A verbatim restatement of the data, free of pictures, is what you should output.

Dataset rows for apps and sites

BEGIN

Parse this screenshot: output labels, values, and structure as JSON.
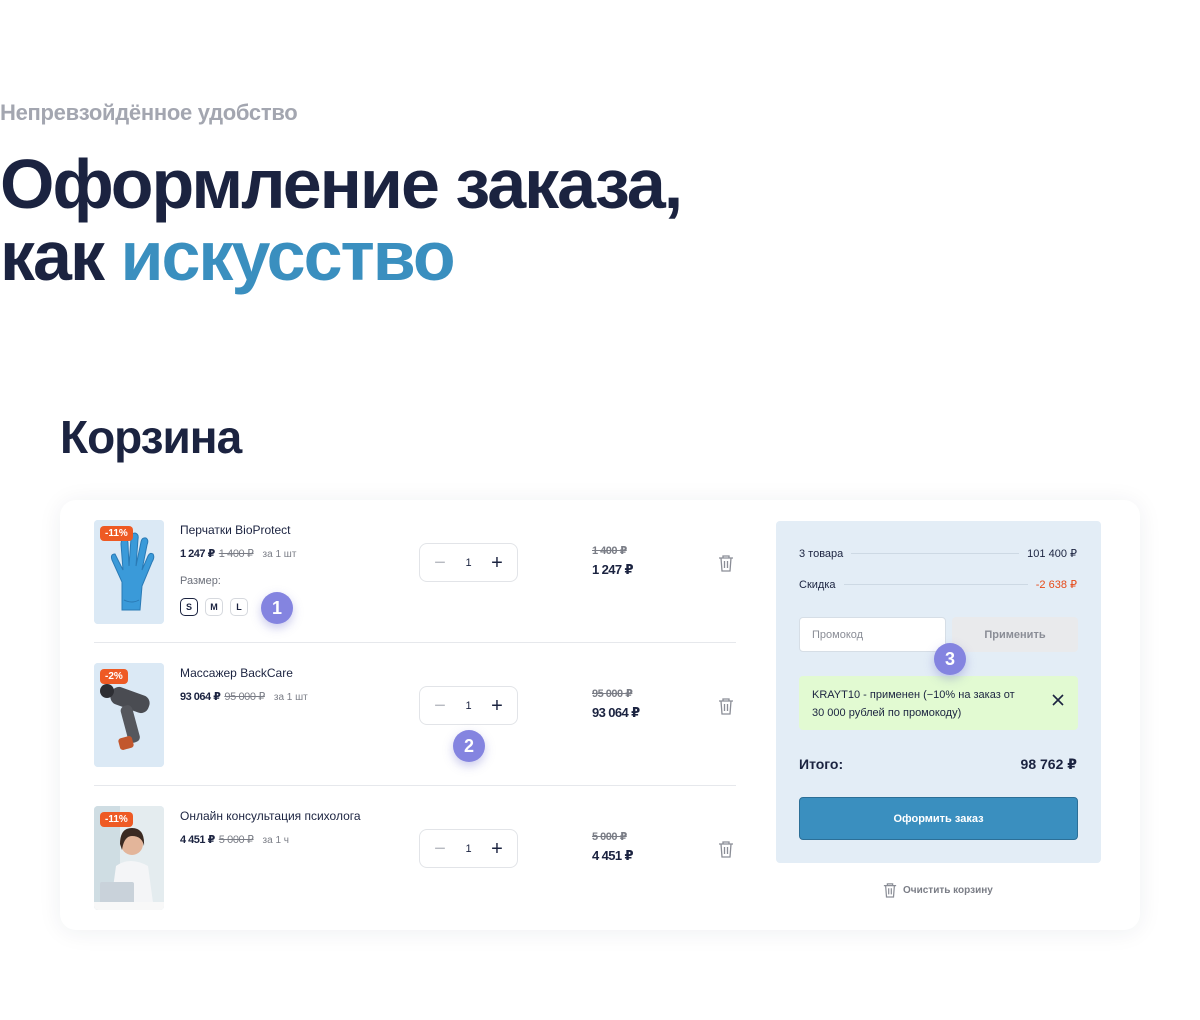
{
  "header": {
    "subtitle": "Непревзойдённое удобство",
    "title_line1": "Оформление заказа,",
    "title_line2_plain": "как",
    "title_line2_accent": "искусство"
  },
  "cart": {
    "title": "Корзина",
    "items": [
      {
        "badge": "-11%",
        "name": "Перчатки BioProtect",
        "price": "1 247 ₽",
        "old_price": "1 400 ₽",
        "unit": "за 1 шт",
        "size_label": "Размер:",
        "sizes": [
          "S",
          "M",
          "L"
        ],
        "selected_size": "S",
        "qty": "1",
        "total_old": "1 400 ₽",
        "total_new": "1 247 ₽",
        "image_icon": "glove-icon"
      },
      {
        "badge": "-2%",
        "name": "Массажер BackCare",
        "price": "93 064 ₽",
        "old_price": "95 000 ₽",
        "unit": "за 1 шт",
        "qty": "1",
        "total_old": "95 000 ₽",
        "total_new": "93 064 ₽",
        "image_icon": "massage-gun-icon"
      },
      {
        "badge": "-11%",
        "name": "Онлайн консультация психолога",
        "price": "4 451 ₽",
        "old_price": "5 000 ₽",
        "unit": "за 1 ч",
        "qty": "1",
        "total_old": "5 000 ₽",
        "total_new": "4 451 ₽",
        "image_icon": "psychologist-photo"
      }
    ],
    "stepper": {
      "minus": "−",
      "plus": "+"
    }
  },
  "summary": {
    "items_label": "3 товара",
    "items_total": "101 400 ₽",
    "discount_label": "Скидка",
    "discount_value": "-2 638 ₽",
    "promo_placeholder": "Промокод",
    "promo_apply": "Применить",
    "promo_applied_text": "KRAYT10 - применен (−10% на заказ от 30 000 рублей по промокоду)",
    "total_label": "Итого:",
    "total_value": "98 762 ₽",
    "checkout_button": "Оформить заказ",
    "clear_cart": "Очистить корзину"
  },
  "markers": [
    "1",
    "2",
    "3"
  ],
  "colors": {
    "primary": "#3a8fbf",
    "dark": "#1b2340",
    "badge": "#ee5a24",
    "discount": "#e64a19",
    "marker": "#8484e0",
    "promo_ok_bg": "#e2fad2",
    "summary_bg": "#e3edf6"
  }
}
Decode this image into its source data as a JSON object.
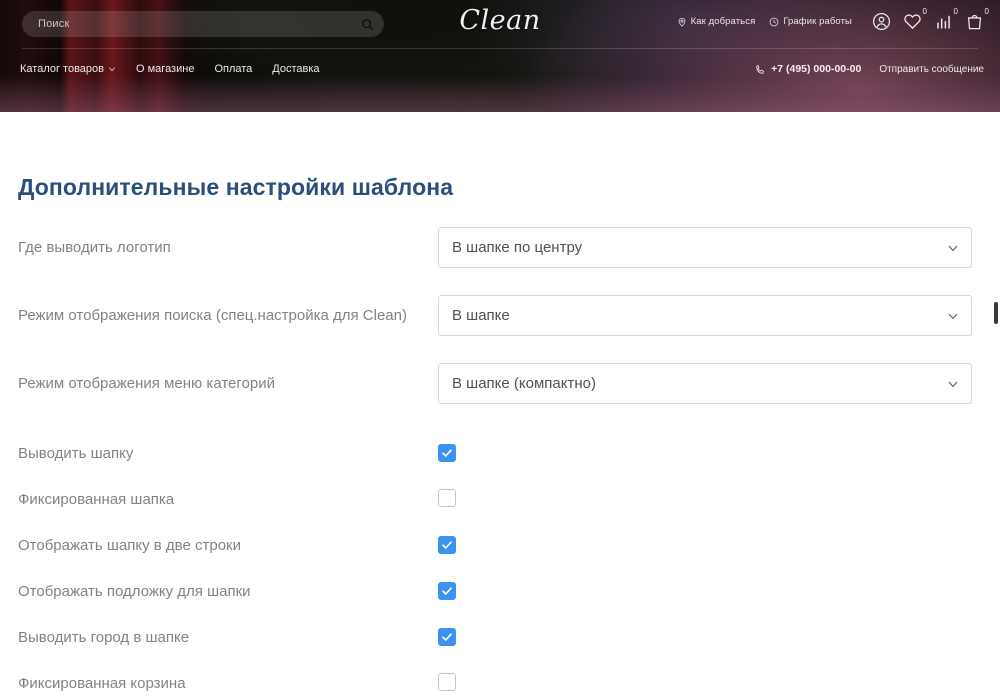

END

Exercise result —
Parse this screenshot: output labels, values, and structure as JSON.
{
  "header": {
    "subtitle": "Непревзойдённое удобство",
    "title_line1": "Оформление заказа,",
    "title_line2_plain": "как",
    "title_line2_accent": "искусство"
  },
  "cart": {
    "title": "Корзина",
    "items": [
      {
        "badge": "-11%",
        "name": "Перчатки BioProtect",
        "price": "1 247 ₽",
        "old_price": "1 400 ₽",
        "unit": "за 1 шт",
        "size_label": "Размер:",
        "sizes": [
          "S",
          "M",
          "L"
        ],
        "selected_size": "S",
        "qty": "1",
        "total_old": "1 400 ₽",
        "total_new": "1 247 ₽",
        "image_icon": "glove-icon"
      },
      {
        "badge": "-2%",
        "name": "Массажер BackCare",
        "price": "93 064 ₽",
        "old_price": "95 000 ₽",
        "unit": "за 1 шт",
        "qty": "1",
        "total_old": "95 000 ₽",
        "total_new": "93 064 ₽",
        "image_icon": "massage-gun-icon"
      },
      {
        "badge": "-11%",
        "name": "Онлайн консультация психолога",
        "price": "4 451 ₽",
        "old_price": "5 000 ₽",
        "unit": "за 1 ч",
        "qty": "1",
        "total_old": "5 000 ₽",
        "total_new": "4 451 ₽",
        "image_icon": "psychologist-photo"
      }
    ],
    "stepper": {
      "minus": "−",
      "plus": "+"
    }
  },
  "summary": {
    "items_label": "3 товара",
    "items_total": "101 400 ₽",
    "discount_label": "Скидка",
    "discount_value": "-2 638 ₽",
    "promo_placeholder": "Промокод",
    "promo_apply": "Применить",
    "promo_applied_text": "KRAYT10 - применен (−10% на заказ от 30 000 рублей по промокоду)",
    "total_label": "Итого:",
    "total_value": "98 762 ₽",
    "checkout_button": "Оформить заказ",
    "clear_cart": "Очистить корзину"
  },
  "markers": [
    "1",
    "2",
    "3"
  ],
  "colors": {
    "primary": "#3a8fbf",
    "dark": "#1b2340",
    "badge": "#ee5a24",
    "discount": "#e64a19",
    "marker": "#8484e0",
    "promo_ok_bg": "#e2fad2",
    "summary_bg": "#e3edf6"
  }
}
Decode this image into its source data as a JSON object.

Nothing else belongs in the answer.